Adapted from Baking with Jim Dodge
¼ lb dried strawberries, halved
¼ lb dried Black Mission figs, stemmed and quartered
2 tbsp boiling water
1 tbsp unsweetened cocoa powder
1 tsp ground cinnamon
¼ cup honey
Zest of ½ lemon
Zest of ½ orange
In a small bowl, pour boiling water over dried strawberries and figs and allow to soak overnight or for at least 4 hours.
Combine all ingredients in food processor and pulse to combine. Scrape sides of bowl and continue to process until mixture is smooth and paste-like.
Cover and set aside until needed. You can make the filling ahead of time and refrigerate for up to a few days.
1½ cups unbleached all-purpose flour
1 cup whole-wheat pastry flour or white whole wheat flour
¼ cup evaporated cane juice
2½ tsp baking powder
½ tsp kosher salt
1 stick unsalted butter, chilled and cut into ½”-cubes
2 large eggs
½ tsp vanilla extract
¼ cup whole milk
In the bowl of a food processor fitted with the ‘S’ blade, pulse both flours, evaporated cane juice, baking powder and salt to combine. Add butter and pulse until mixture resembles coarse cornmeal.
In a small bowl, beat eggs until smooth, and then mix in vanilla and milk.

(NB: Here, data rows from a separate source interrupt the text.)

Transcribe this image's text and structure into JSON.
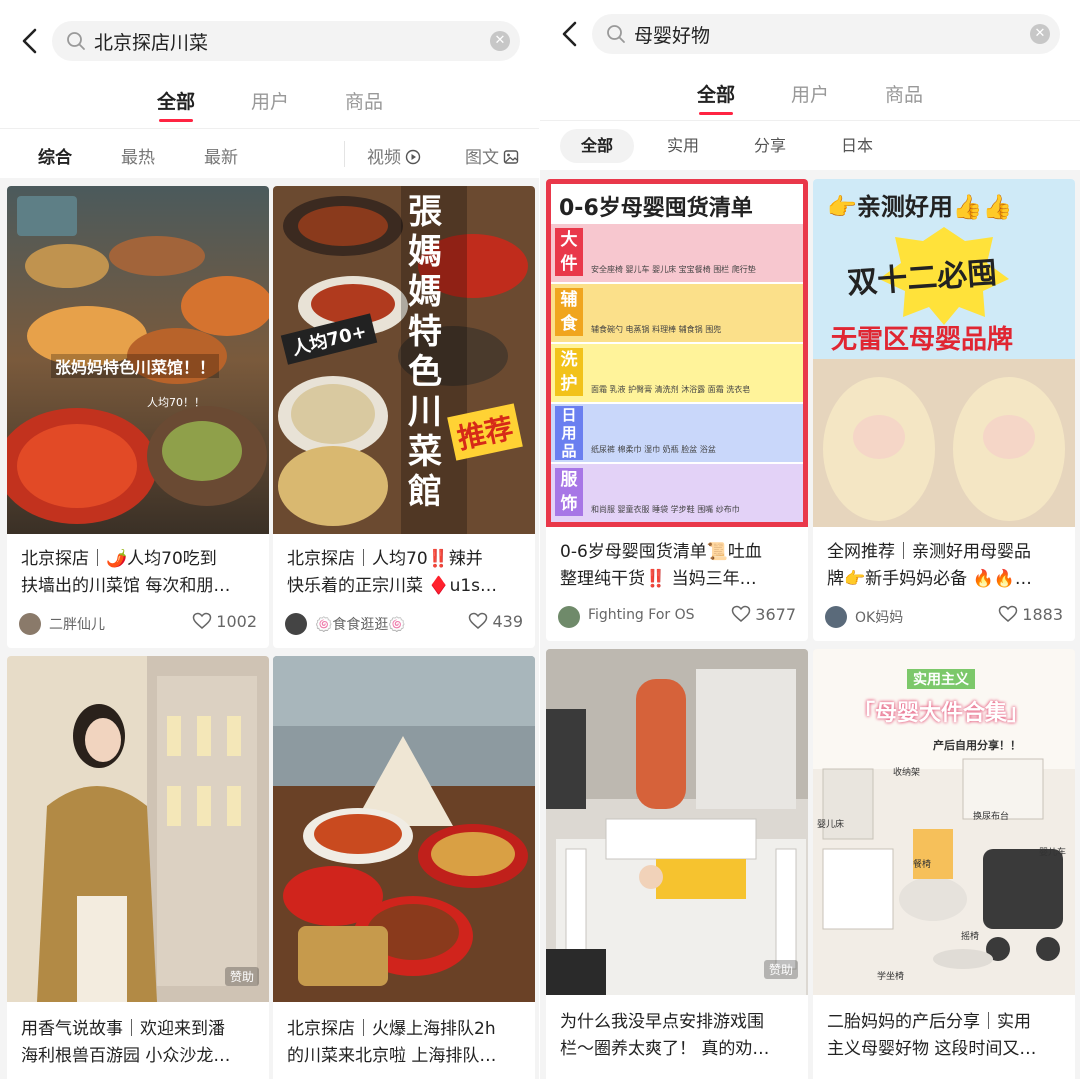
{
  "left": {
    "search_query": "北京探店川菜",
    "tabs": [
      {
        "label": "全部",
        "active": true
      },
      {
        "label": "用户",
        "active": false
      },
      {
        "label": "商品",
        "active": false
      }
    ],
    "filters": {
      "sort": [
        "综合",
        "最热",
        "最新"
      ],
      "video": "视频",
      "image_text": "图文"
    },
    "cards": [
      {
        "image_texts": [
          "张妈妈特色川菜馆！！",
          "人均70！！"
        ],
        "title_line1": "北京探店｜🌶️人均70吃到",
        "title_line2": "扶墙出的川菜馆 每次和朋…",
        "author": "二胖仙儿",
        "likes": "1002"
      },
      {
        "image_texts": [
          "張媽媽特色川菜館",
          "人均70+",
          "推荐"
        ],
        "title_line1": "北京探店｜人均70‼️辣并",
        "title_line2": "快乐着的正宗川菜 ♦️u1s…",
        "author": "🍥食食逛逛🍥",
        "likes": "439"
      },
      {
        "image_texts": [],
        "sponsor": "赞助",
        "title_line1": "用香气说故事｜欢迎来到潘",
        "title_line2": "海利根兽百游园 小众沙龙…"
      },
      {
        "image_texts": [],
        "title_line1": "北京探店｜火爆上海排队2h",
        "title_line2": "的川菜来北京啦 上海排队…"
      }
    ]
  },
  "right": {
    "search_query": "母婴好物",
    "tabs": [
      {
        "label": "全部",
        "active": true
      },
      {
        "label": "用户",
        "active": false
      },
      {
        "label": "商品",
        "active": false
      }
    ],
    "filters": [
      "全部",
      "实用",
      "分享",
      "日本"
    ],
    "cards": [
      {
        "image_texts": {
          "heading": "0-6岁母婴囤货清单",
          "rows": [
            {
              "label": "大件",
              "items": [
                "安全座椅",
                "婴儿车",
                "婴儿床",
                "宝宝餐椅",
                "围栏",
                "爬行垫"
              ]
            },
            {
              "label": "辅食",
              "items": [
                "辅食碗勺",
                "电蒸锅",
                "料理棒",
                "辅食锅",
                "围兜"
              ]
            },
            {
              "label": "洗护",
              "items": [
                "面霜",
                "乳液",
                "护臀膏",
                "清洗剂",
                "沐浴露",
                "面霜",
                "洗衣皂"
              ]
            },
            {
              "label": "日用品",
              "items": [
                "纸尿裤",
                "棉柔巾",
                "湿巾",
                "奶瓶",
                "脸盆",
                "浴盆"
              ]
            },
            {
              "label": "服饰",
              "items": [
                "和尚服",
                "婴童衣服",
                "睡袋",
                "学步鞋",
                "围嘴",
                "纱布巾"
              ]
            }
          ]
        },
        "title_line1": "0-6岁母婴囤货清单📜吐血",
        "title_line2": "整理纯干货‼️ 当妈三年…",
        "author": "Fighting For OS",
        "likes": "3677"
      },
      {
        "image_texts": [
          "👉亲测好用👍👍",
          "双十二必囤",
          "无雷区母婴品牌"
        ],
        "title_line1": "全网推荐｜亲测好用母婴品",
        "title_line2": "牌👉新手妈妈必备 🔥🔥…",
        "author": "OK妈妈",
        "likes": "1883"
      },
      {
        "image_texts": [],
        "sponsor": "赞助",
        "title_line1": "为什么我没早点安排游戏围",
        "title_line2": "栏～圈养太爽了！ 真的劝…"
      },
      {
        "image_texts": [
          "实用主义",
          "「母婴大件合集」",
          "产后自用分享！！",
          "收纳架",
          "婴儿床",
          "换尿布台",
          "餐椅",
          "摇椅",
          "婴儿车",
          "学坐椅"
        ],
        "title_line1": "二胎妈妈的产后分享｜实用",
        "title_line2": "主义母婴好物 这段时间又…"
      }
    ]
  }
}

With the motor running, add egg-milk mixture to flour mixture and pulse just until dough comes together.
Gather dough into a ball, flatten into a round disc and cover in plastic wrap. Chill for one hour.

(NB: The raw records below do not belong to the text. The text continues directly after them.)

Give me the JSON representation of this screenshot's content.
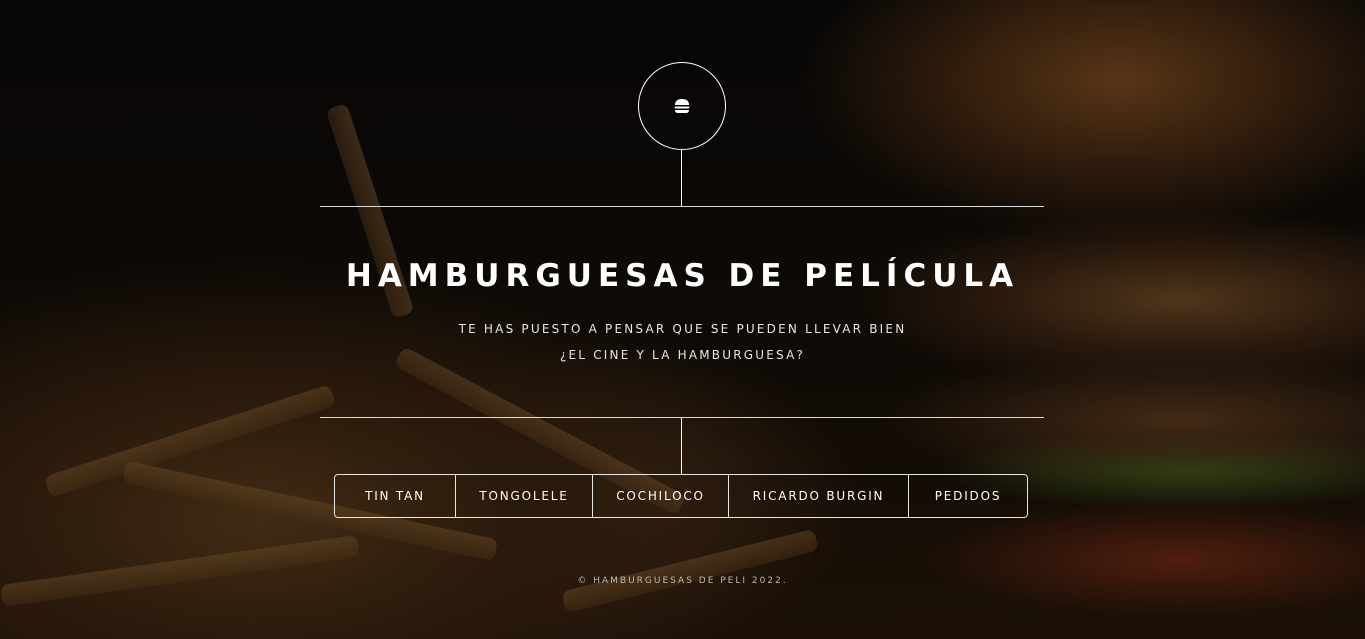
{
  "header": {
    "logo_icon": "burger-icon"
  },
  "hero": {
    "title": "HAMBURGUESAS DE PELÍCULA",
    "subtitle_line1": "TE HAS PUESTO A PENSAR QUE SE PUEDEN LLEVAR BIEN",
    "subtitle_line2": "¿EL CINE Y LA HAMBURGUESA?"
  },
  "nav": {
    "items": [
      {
        "label": "TIN TAN"
      },
      {
        "label": "TONGOLELE"
      },
      {
        "label": "COCHILOCO"
      },
      {
        "label": "RICARDO BURGIN"
      },
      {
        "label": "PEDIDOS"
      }
    ]
  },
  "footer": {
    "text": "© HAMBURGUESAS DE PELI 2022."
  },
  "colors": {
    "lines": "#ffffff",
    "text": "#ffffff"
  }
}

Preheat oven to 350°F. On a lightly-floured surface, roll dough out to just under ¼”-thick. I am incapable of eyeballing the measurement, so I slap these handy rings onto my rolling pin. I highly recommend them!
Cut dough into long, 4”-wide strips. Form a long cylinder of chilled filling about 1” in diameter (like an elongated Tootsie Roll), and place along the inside long edge of one of the strips of dough.
Roll dough around filling, pressing open edges of dough into the filling to seal. Ensure that cookie roll is seam-side down, and gently roll the pin over the top to flatten the cookies.
Cut the roll crosswise into 1”-wide slices, and repeat until all dough and filling are used.
Transfer cookies, seam-side down, to a Silpat- or parchment-lined baking sheet and bake until lightly browned (15-25 minutes). Cool on wire racks.